PROBLEM DETAILS
Every entry below must be retyped exactly, and the pictures must be left out.

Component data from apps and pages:
--- START ---
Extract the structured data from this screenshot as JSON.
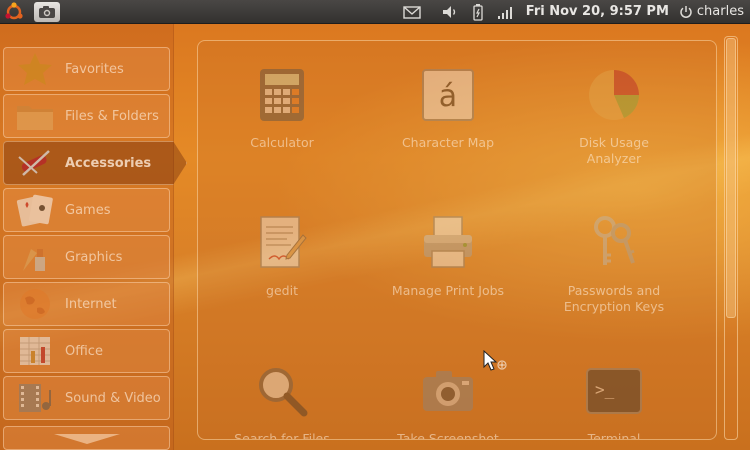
{
  "panel": {
    "clock": "Fri Nov 20,  9:57 PM",
    "user": "charles",
    "icons": [
      "ubuntu-logo-icon",
      "camera-icon",
      "mail-icon",
      "volume-icon",
      "battery-icon",
      "signal-icon",
      "power-icon"
    ]
  },
  "sidebar": {
    "items": [
      {
        "label": "Favorites",
        "icon": "star-icon"
      },
      {
        "label": "Files & Folders",
        "icon": "folder-icon"
      },
      {
        "label": "Accessories",
        "icon": "swiss-knife-icon",
        "active": true
      },
      {
        "label": "Games",
        "icon": "playing-cards-icon"
      },
      {
        "label": "Graphics",
        "icon": "paint-icon"
      },
      {
        "label": "Internet",
        "icon": "globe-icon"
      },
      {
        "label": "Office",
        "icon": "spreadsheet-icon"
      },
      {
        "label": "Sound & Video",
        "icon": "film-icon"
      }
    ],
    "scroll_icon": "chevron-down-icon"
  },
  "apps": [
    {
      "label": "Calculator",
      "icon": "calculator-icon"
    },
    {
      "label": "Character Map",
      "icon": "character-map-icon"
    },
    {
      "label": "Disk Usage Analyzer",
      "icon": "pie-chart-icon"
    },
    {
      "label": "gedit",
      "icon": "text-editor-icon"
    },
    {
      "label": "Manage Print Jobs",
      "icon": "printer-icon"
    },
    {
      "label": "Passwords and Encryption Keys",
      "icon": "keys-icon"
    },
    {
      "label": "Search for Files",
      "icon": "magnifier-icon"
    },
    {
      "label": "Take Screenshot",
      "icon": "camera-icon"
    },
    {
      "label": "Terminal",
      "icon": "terminal-icon"
    }
  ],
  "glyphs": {
    "char_map": "á",
    "terminal": ">_"
  },
  "colors": {
    "panel_bg": "#3a3836",
    "desktop_orange": "#e58a26",
    "text_light": "#fff0e1"
  }
}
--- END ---
EXERCISE OUTPUT
Extract the structured data from this screenshot as JSON.
{
  "panel": {
    "clock": "Fri Nov 20,  9:57 PM",
    "user": "charles",
    "icons": [
      "ubuntu-logo-icon",
      "camera-icon",
      "mail-icon",
      "volume-icon",
      "battery-icon",
      "signal-icon",
      "power-icon"
    ]
  },
  "sidebar": {
    "items": [
      {
        "label": "Favorites",
        "icon": "star-icon"
      },
      {
        "label": "Files & Folders",
        "icon": "folder-icon"
      },
      {
        "label": "Accessories",
        "icon": "swiss-knife-icon",
        "active": true
      },
      {
        "label": "Games",
        "icon": "playing-cards-icon"
      },
      {
        "label": "Graphics",
        "icon": "paint-icon"
      },
      {
        "label": "Internet",
        "icon": "globe-icon"
      },
      {
        "label": "Office",
        "icon": "spreadsheet-icon"
      },
      {
        "label": "Sound & Video",
        "icon": "film-icon"
      }
    ],
    "scroll_icon": "chevron-down-icon"
  },
  "apps": [
    {
      "label": "Calculator",
      "icon": "calculator-icon"
    },
    {
      "label": "Character Map",
      "icon": "character-map-icon"
    },
    {
      "label": "Disk Usage Analyzer",
      "icon": "pie-chart-icon"
    },
    {
      "label": "gedit",
      "icon": "text-editor-icon"
    },
    {
      "label": "Manage Print Jobs",
      "icon": "printer-icon"
    },
    {
      "label": "Passwords and Encryption Keys",
      "icon": "keys-icon"
    },
    {
      "label": "Search for Files",
      "icon": "magnifier-icon"
    },
    {
      "label": "Take Screenshot",
      "icon": "camera-icon"
    },
    {
      "label": "Terminal",
      "icon": "terminal-icon"
    }
  ],
  "glyphs": {
    "char_map": "á",
    "terminal": ">_"
  },
  "colors": {
    "panel_bg": "#3a3836",
    "desktop_orange": "#e58a26",
    "text_light": "#fff0e1"
  }
}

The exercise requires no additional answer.